By Jeff Balke
By Aaron Reiss
By Angelica Leicht
By Dianna Wray
By Aaron Reiss
By Camilo Smith
By Craig Malisow
By Jeff Balke
For the Reverend Dr. Dana Carson, the revelation unfolded in installments.
In early 2002, Carson, pastor of Praise Tabernacle, a predominantly black church in East Austin, began to get a feeling in his prayers -- an "internal voice" as he described it. It may have been in January; it may have been in March. The exact date remains unclear. At the time, though, the stirrings seemed unclear to him as well. Prayer rarely presents itself as a kind of bank statement, but more often comes across as untidy, ambiguous and ultimately verifiable only in the mind of the beholder.
Carson says he didn't do anything with his thoughts at that time; didn't act on the restlessness surging through him.
In July of last year, the message crystallized in dramatic form. One might expect as much from Praise Tabernacle's neo-Pentecostalism -- a Christian tradition infused with the exuberance and fervor of a Broadway musical.
Carson had brought in his friend Darrell Hines, head of the Christian Faith Fellowship Church in Milwaukee and a national speaker on the religious circuit.

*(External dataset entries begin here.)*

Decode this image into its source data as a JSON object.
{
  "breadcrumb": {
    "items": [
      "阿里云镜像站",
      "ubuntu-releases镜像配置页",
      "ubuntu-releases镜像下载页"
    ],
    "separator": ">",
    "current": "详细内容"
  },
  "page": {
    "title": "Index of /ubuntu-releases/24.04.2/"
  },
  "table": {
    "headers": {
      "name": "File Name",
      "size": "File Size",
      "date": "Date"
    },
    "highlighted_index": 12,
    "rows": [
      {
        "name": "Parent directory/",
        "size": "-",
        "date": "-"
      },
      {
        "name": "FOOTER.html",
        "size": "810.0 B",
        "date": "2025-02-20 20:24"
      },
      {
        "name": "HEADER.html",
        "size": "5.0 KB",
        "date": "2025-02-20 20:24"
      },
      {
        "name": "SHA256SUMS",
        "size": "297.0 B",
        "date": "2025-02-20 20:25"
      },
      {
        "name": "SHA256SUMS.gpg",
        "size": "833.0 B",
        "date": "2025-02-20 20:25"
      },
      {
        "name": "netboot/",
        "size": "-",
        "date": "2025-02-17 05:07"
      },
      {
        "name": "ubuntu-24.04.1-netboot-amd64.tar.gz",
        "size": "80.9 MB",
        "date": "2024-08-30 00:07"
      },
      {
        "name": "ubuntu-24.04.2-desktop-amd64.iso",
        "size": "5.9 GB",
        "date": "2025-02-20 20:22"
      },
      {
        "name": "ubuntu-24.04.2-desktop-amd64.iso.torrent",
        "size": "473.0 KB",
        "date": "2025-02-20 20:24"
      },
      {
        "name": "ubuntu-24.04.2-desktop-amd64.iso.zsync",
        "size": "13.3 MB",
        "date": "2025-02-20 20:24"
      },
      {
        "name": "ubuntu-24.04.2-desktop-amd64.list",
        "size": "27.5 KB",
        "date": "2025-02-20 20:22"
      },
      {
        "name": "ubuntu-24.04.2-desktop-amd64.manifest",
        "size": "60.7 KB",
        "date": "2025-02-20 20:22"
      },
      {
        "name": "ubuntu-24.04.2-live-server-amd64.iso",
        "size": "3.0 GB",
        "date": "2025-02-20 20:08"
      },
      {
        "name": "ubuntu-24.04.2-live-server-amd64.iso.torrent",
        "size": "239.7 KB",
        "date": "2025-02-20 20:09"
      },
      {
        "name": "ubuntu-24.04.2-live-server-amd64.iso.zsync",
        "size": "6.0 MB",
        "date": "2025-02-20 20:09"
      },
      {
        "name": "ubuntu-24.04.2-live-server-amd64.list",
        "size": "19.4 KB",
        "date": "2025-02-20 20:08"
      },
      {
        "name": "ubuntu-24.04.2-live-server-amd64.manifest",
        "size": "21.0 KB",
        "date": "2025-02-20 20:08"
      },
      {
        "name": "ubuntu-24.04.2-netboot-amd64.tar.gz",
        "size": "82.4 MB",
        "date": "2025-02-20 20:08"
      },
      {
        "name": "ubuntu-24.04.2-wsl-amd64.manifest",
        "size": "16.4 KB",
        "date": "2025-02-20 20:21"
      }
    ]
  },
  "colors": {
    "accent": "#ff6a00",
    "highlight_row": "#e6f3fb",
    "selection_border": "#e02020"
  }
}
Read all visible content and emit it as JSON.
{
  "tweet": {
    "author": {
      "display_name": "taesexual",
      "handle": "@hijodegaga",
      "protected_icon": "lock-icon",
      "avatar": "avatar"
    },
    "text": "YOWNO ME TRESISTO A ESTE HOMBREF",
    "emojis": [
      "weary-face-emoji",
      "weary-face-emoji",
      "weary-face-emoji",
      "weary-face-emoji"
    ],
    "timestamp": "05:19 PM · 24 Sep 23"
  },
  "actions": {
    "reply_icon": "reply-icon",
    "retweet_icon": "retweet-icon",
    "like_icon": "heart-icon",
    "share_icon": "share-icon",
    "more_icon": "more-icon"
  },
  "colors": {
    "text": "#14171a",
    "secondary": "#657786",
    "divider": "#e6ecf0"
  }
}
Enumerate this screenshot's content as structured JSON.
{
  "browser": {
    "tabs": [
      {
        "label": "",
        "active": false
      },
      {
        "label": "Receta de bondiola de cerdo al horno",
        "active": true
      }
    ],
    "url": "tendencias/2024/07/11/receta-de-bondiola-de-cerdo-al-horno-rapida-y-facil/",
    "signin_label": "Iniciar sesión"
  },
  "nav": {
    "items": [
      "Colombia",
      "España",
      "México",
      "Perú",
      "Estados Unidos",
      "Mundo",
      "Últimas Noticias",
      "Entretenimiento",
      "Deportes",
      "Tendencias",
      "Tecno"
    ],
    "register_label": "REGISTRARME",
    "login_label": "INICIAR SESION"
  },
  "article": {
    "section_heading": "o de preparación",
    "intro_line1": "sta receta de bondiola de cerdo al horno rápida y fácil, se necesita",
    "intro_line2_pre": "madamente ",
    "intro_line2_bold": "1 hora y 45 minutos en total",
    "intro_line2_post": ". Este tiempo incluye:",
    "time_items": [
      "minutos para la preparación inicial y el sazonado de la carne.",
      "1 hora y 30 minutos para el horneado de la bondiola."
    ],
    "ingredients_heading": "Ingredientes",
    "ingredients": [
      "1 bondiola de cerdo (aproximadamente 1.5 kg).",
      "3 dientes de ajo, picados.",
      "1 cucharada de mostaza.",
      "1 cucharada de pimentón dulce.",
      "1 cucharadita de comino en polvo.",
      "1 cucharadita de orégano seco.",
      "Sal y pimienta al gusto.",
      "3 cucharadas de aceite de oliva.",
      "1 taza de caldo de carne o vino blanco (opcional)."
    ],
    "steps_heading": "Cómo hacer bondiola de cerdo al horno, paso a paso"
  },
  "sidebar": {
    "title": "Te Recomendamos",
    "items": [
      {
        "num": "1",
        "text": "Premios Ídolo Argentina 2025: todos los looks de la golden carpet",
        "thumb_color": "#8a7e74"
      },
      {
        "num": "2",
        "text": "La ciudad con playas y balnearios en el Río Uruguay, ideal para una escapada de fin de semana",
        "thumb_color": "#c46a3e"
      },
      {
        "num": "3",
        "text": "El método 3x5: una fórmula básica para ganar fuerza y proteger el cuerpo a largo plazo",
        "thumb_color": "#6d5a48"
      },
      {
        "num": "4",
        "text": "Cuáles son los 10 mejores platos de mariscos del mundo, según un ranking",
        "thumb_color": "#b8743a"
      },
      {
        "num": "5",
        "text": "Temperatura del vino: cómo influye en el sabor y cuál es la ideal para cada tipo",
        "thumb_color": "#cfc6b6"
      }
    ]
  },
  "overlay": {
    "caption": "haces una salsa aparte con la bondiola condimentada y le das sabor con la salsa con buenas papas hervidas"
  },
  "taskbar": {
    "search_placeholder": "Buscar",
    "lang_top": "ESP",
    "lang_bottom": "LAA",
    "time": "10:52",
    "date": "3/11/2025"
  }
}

In the midst of his sermon, Hines began weeping. He looked Carson straight in the eye and he announced, "Dr. Carson, the Lord told me to tell you that your work is finished here." Then, he turned to the congregation and said, "Release him."
"That's what he said, 'Your work is done in Austin,'" says Carson. "And since the Lord had already spoken to me, I knew exactly what that meant! But I wasn't willing to go public with it, because I had an extremely successful ministry in Austin. So I wasn't really trying to react to that and leave my flock there. But after that, I just had to say, 'Yes, Lord.'"
At that time, Carson says he had no knowledge of Alvin -- a folksy town of 21,000 nestled in the swampy green of Brazoria County 25 miles south of Houston. To most, Alvin is best known for being Nolan Ryan's hometown and the recipient of Tropical Storm Claudette's wrath in 1979. Although metro growth has been pressing in, it's still the kind of place where City Clerk Tommy Peebles can make it from home to work "in 90 seconds if the lights are green."
In September of last year, with an eye on the Houston area, a realtor brought Carson and his leadership team out to look at the old First Baptist Church in Alvin -- a wholesome looking red-brick building on a quiet residential street where a canopy of trees stretches languidly into the distance.
"My initial reaction was 'No way!'" he says. "You have to remember, I designed and built a building from the ground that had a sanctuary that can seat 2,000 people. It had a gymnasium; I was used to something contemporary and it was off the most major highway in Austin. And so it was accessible to everyone."
He paused and then added, somewhat parenthetically, though hardly inconsequentially: "And, then, I'm a black man."
That fact is essential in understanding why Carson has put his $5 million Austin church up for sale to come to Alvin -- a city that's 67 percent white, 28 percent Hispanic and 2 percent black. It's essential in understanding his vision of becoming one of the first black pastors to lead a megachurch congregation of equal parts black, white and Hispanic. And it's also essential in understanding why 300 people from Austin would uproot their lives and move with him to follow the message.
Some find this religious commitment inspirational. Others say it's disturbing. And whether Dana Carson is acting on divine impetus or desire for omnipotence, one thing seems clear: He is a man of ambition and action.
"I emptied my life savings into this -- literally," Carson says of the $1.2 million Alvin church. "When I moved down I had no money in savings left, I spent it all here."
"I believe that God is going to send that kind of revival here to this area. And I believe I'm going to be used in some major way in that."
Church services at Reflections of Christ's Kingdom, or "the ROCK," Praise Tabernacle's new name in Alvin, rev up like the thunderous crackle of someone kick-starting a lawn mower. As piano keys tinkle into action, the choir launches a soaring overture that takes up half the service with songs blended seamlessly into each other. A short, bald lead singer leads the fever -- stomping, huffing, puffing, whirling and scampering back and forth across the stage like a melodic Tasmanian Devil. A fervor washes over the crowd and sparks madcap swaying, furious skanking that spills out into the aisles. Garbled speaking in tongues tumbles forth from lips puckered by the Holy Spirit.
"I needed that," says member Kiesha Curtis. "People can worship and praise and you wouldn't feel like you stood out. People are encouraged to be individualistic." At the ROCK, that individualism reigns, gloriously.
One man tears off on a Blues Brothers sidestep shuffle around the sanctuary. Another thrashes about epileptically, launching Pete Townsend windmill jams on his air guitar, before returning to his seat to take a breathless nip at his water bottle. In front, a woman twirls a shawl with flamenco intensity. Near her, a man weeps, shaking violently and rocking himself into the fetal position.